Later Life & Death
It took Virgil around 2 years to recover from his injuries. He was hired by the ‘Southern Pacific Railroad’ for guarding its tracks in the ‘Colton Crossing,’ located in Colton, California, a site that witnessed one of the most intense frog wars in the history of railroad construction. It resulted in a personal confrontation between Virgil and California Governor Robert Waterman.
In 1886, Virgil launched a private detective agency but abandoned it after he became the village constable in July that year.
On July 11, 1887, he became the first city marshal of Colton after it was declared a city. He got re-elected in 1888. He resigned from his position in 1888 and relocated with Allie, first to San Bernardino and then to Vanderbilt, California, in 1893. There, he ran a saloon and a meeting hall, known as the ‘Earp's Hall.’ He also contested in, but lost, the election for the town constable in 1894.

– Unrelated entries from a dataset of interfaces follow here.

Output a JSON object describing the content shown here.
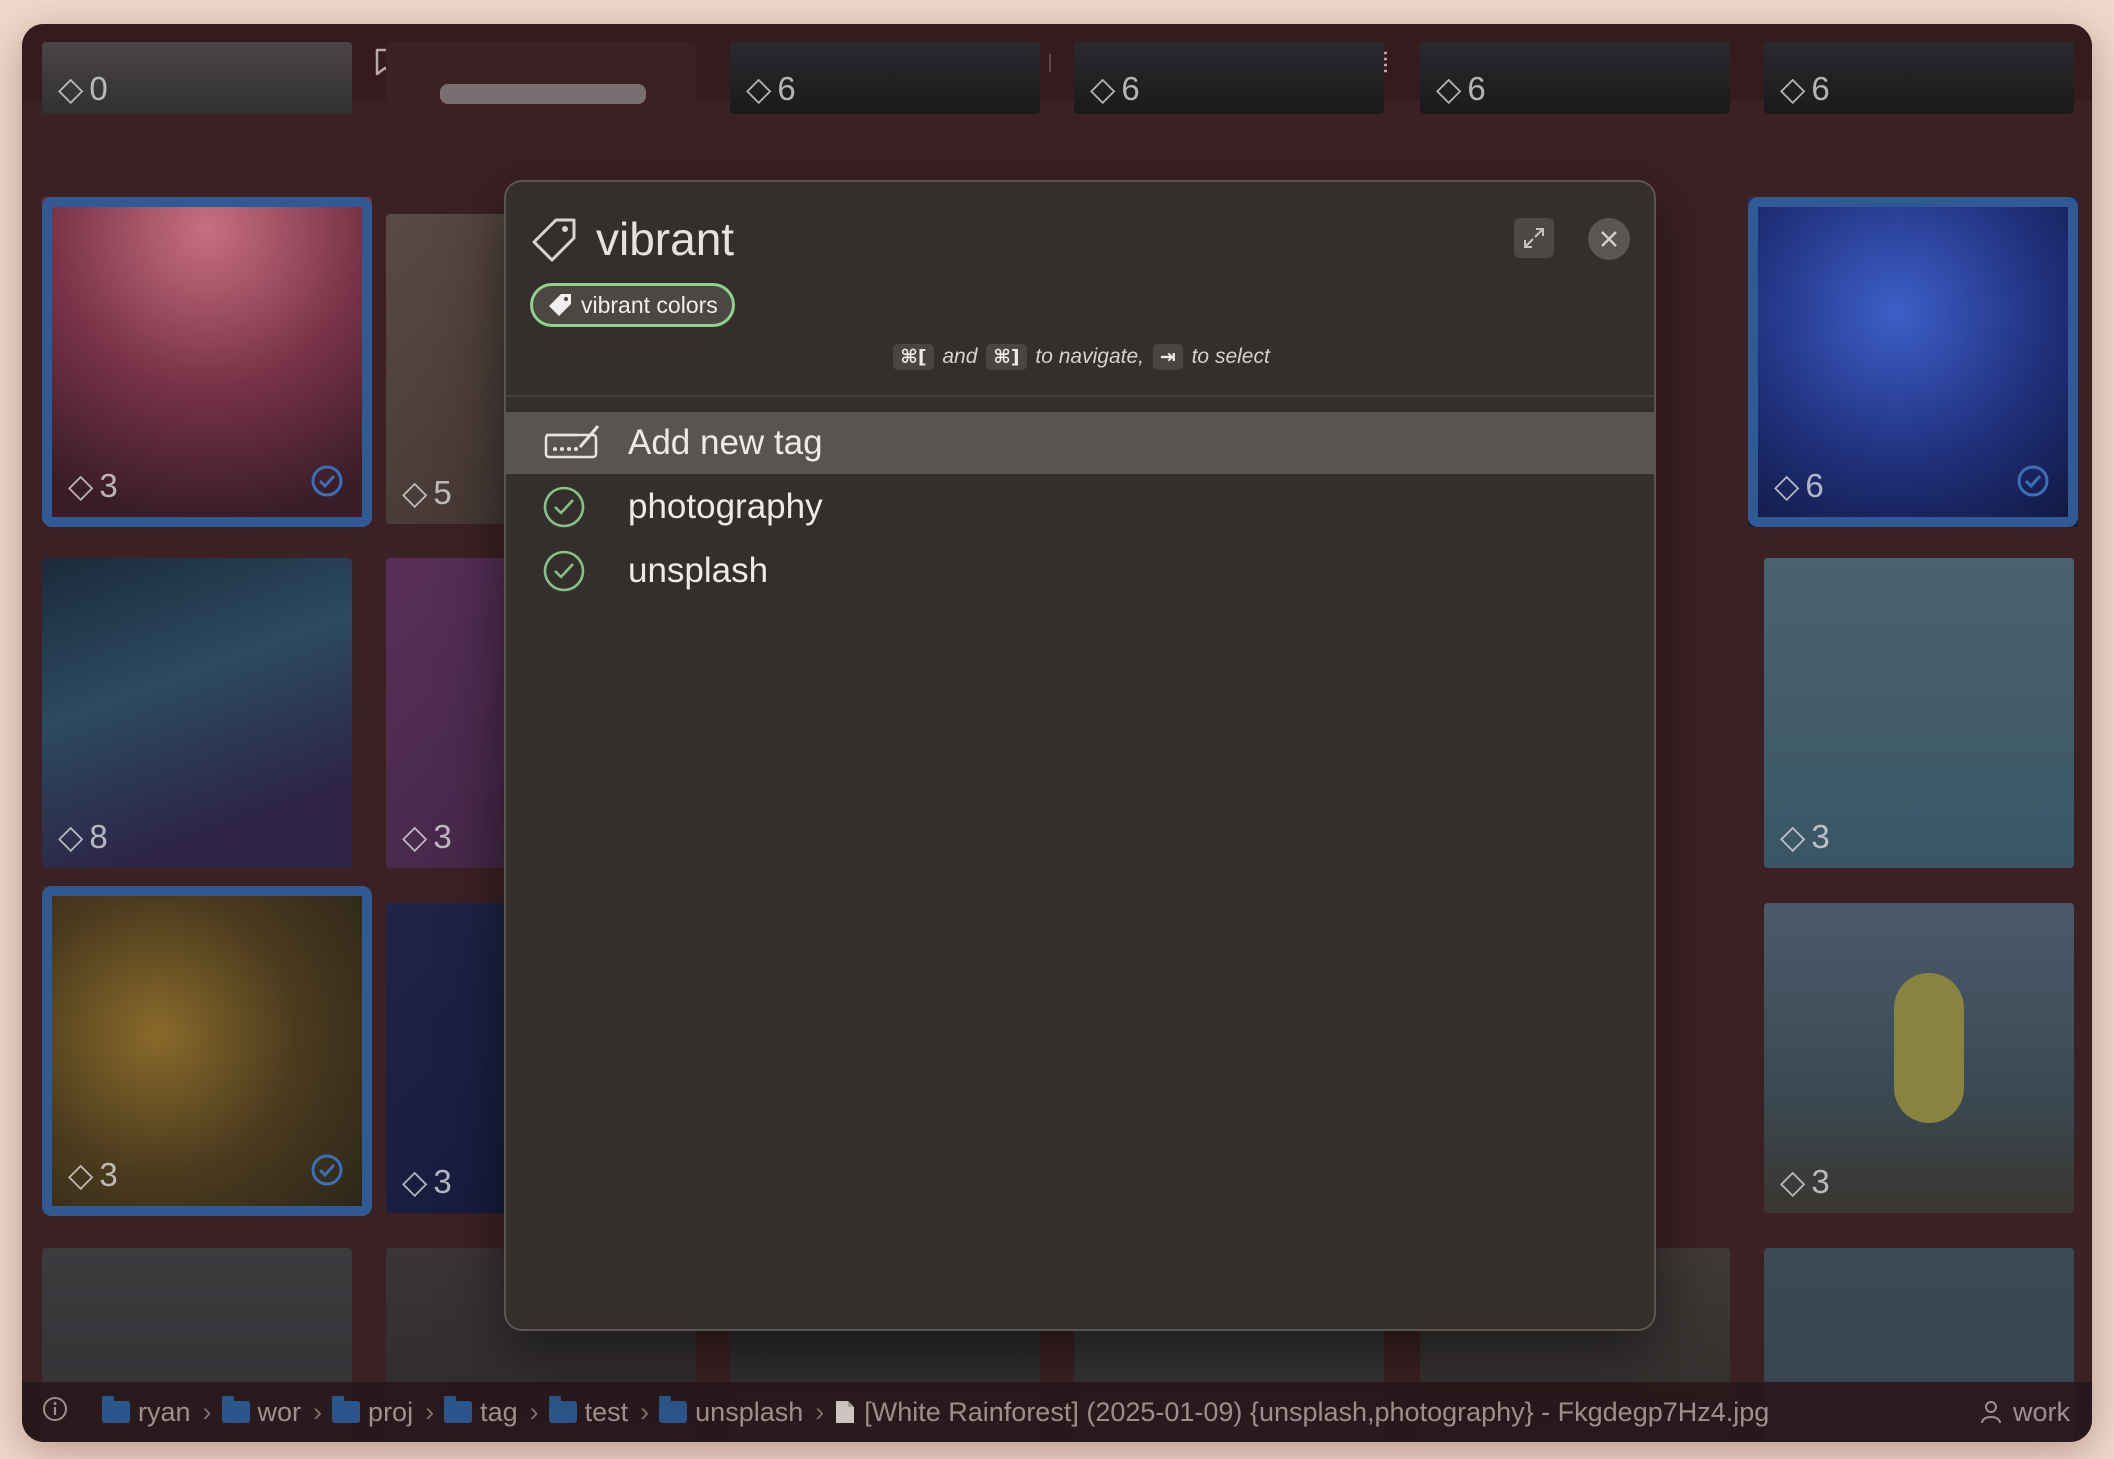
{
  "toolbar": {
    "icons": [
      "sidebar-toggle-icon",
      "back-chevron-icon",
      "up-chevron-icon",
      "bookmark-icon",
      "small-grid-icon",
      "large-grid-icon",
      "database-icon",
      "search-icon",
      "graph-icon",
      "folder-icon",
      "sort-list-icon",
      "grid-view-icon",
      "list-view-icon"
    ],
    "zoom_level": 0.2
  },
  "grid": {
    "partial_counts": [
      "0",
      "6",
      "6",
      "6",
      "6"
    ],
    "tiles": [
      {
        "count": "3",
        "selected": true,
        "checked": true
      },
      {
        "count": "5",
        "selected": false,
        "checked": false
      },
      {
        "count": "6",
        "selected": true,
        "checked": true
      },
      {
        "count": "8",
        "selected": false,
        "checked": false
      },
      {
        "count": "3",
        "selected": false,
        "checked": false
      },
      {
        "count": "3",
        "selected": false,
        "checked": false
      },
      {
        "count": "3",
        "selected": true,
        "checked": true
      },
      {
        "count": "3",
        "selected": false,
        "checked": false
      },
      {
        "count": "3",
        "selected": false,
        "checked": false
      }
    ]
  },
  "dialog": {
    "search_value": "vibrant",
    "chip_label": "vibrant colors",
    "hint": {
      "key1": "⌘[",
      "and": "and",
      "key2": "⌘]",
      "to_navigate": "to navigate,",
      "key3": "⇥",
      "to_select": "to select"
    },
    "options": [
      {
        "label": "Add new tag",
        "icon": "add-tag-icon",
        "highlighted": true
      },
      {
        "label": "photography",
        "icon": "check-circle-icon",
        "highlighted": false
      },
      {
        "label": "unsplash",
        "icon": "check-circle-icon",
        "highlighted": false
      }
    ]
  },
  "statusbar": {
    "crumbs": [
      "ryan",
      "wor",
      "proj",
      "tag",
      "test",
      "unsplash"
    ],
    "file_name": "[White Rainforest] (2025-01-09) {unsplash,photography} - Fkgdegp7Hz4.jpg",
    "user": "work"
  },
  "colors": {
    "window_bg": "#3c2124",
    "selection": "#2f5a94",
    "dialog_bg": "#342f2d",
    "chip_border": "#8fd28c",
    "check_green": "#86c285",
    "traffic_close": "#4b3537",
    "traffic_min": "#f6be38",
    "traffic_max": "#4fc244"
  }
}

To his astonishment, in 1898, Virgil received a letter from a “Mrs. Levi Law,” who was later found to be his only daughter, Nellie, with his first wife, Ellen. He traveled to Portland, Oregon, and reunited with his first wife and daughter. He was overjoyed to find that he had three grandchildren.
Virgil and Allie relocated to Goldfield, Nevada, in 1904, where they joined Wyatt. Virgil was made the deputy sheriff for Esmeralda County, Nevada. He died on October 19, 1905, after suffering from pneumonia for 6 months.
Allie sent the remains of Virgil to Portland, Oregon, at his daughter’s request. He was interred in the ‘River View Cemetery.’